--- Problem statement ---
Look through the entries below. Report each line that has the word "Improve" in it.

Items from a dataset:
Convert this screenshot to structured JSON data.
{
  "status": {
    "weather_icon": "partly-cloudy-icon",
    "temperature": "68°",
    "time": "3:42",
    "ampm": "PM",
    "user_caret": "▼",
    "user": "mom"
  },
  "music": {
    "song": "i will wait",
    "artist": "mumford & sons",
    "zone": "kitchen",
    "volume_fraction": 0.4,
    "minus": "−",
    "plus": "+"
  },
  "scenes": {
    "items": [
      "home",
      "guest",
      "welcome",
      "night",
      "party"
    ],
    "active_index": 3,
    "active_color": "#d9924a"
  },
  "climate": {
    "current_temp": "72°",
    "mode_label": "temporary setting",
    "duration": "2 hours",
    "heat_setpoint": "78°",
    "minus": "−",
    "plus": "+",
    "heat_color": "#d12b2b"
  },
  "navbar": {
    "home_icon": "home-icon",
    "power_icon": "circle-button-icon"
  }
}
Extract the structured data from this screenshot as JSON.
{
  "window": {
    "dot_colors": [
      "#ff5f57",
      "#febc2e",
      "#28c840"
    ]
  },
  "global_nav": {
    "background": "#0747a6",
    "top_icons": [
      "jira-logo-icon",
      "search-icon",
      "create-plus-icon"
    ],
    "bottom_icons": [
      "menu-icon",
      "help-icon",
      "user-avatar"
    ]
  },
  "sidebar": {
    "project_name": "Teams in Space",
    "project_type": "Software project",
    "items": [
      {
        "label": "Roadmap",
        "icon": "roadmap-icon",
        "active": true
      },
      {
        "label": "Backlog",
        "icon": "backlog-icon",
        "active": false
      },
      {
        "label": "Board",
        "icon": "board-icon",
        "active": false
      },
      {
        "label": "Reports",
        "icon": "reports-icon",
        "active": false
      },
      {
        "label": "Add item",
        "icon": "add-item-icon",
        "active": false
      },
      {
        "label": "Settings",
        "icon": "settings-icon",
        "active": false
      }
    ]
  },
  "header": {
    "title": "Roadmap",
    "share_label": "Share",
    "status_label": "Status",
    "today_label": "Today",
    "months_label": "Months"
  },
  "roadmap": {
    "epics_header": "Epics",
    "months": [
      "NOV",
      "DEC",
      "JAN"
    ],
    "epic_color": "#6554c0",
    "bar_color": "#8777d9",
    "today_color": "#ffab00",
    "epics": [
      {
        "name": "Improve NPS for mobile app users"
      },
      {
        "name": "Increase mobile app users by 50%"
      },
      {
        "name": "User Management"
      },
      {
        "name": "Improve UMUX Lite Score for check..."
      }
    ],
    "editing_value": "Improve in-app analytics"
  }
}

--- Task answer ---
        "name": "Improve NPS for mobile app users"
        "name": "Improve UMUX Lite Score for check..."
    "editing_value": "Improve in-app analytics"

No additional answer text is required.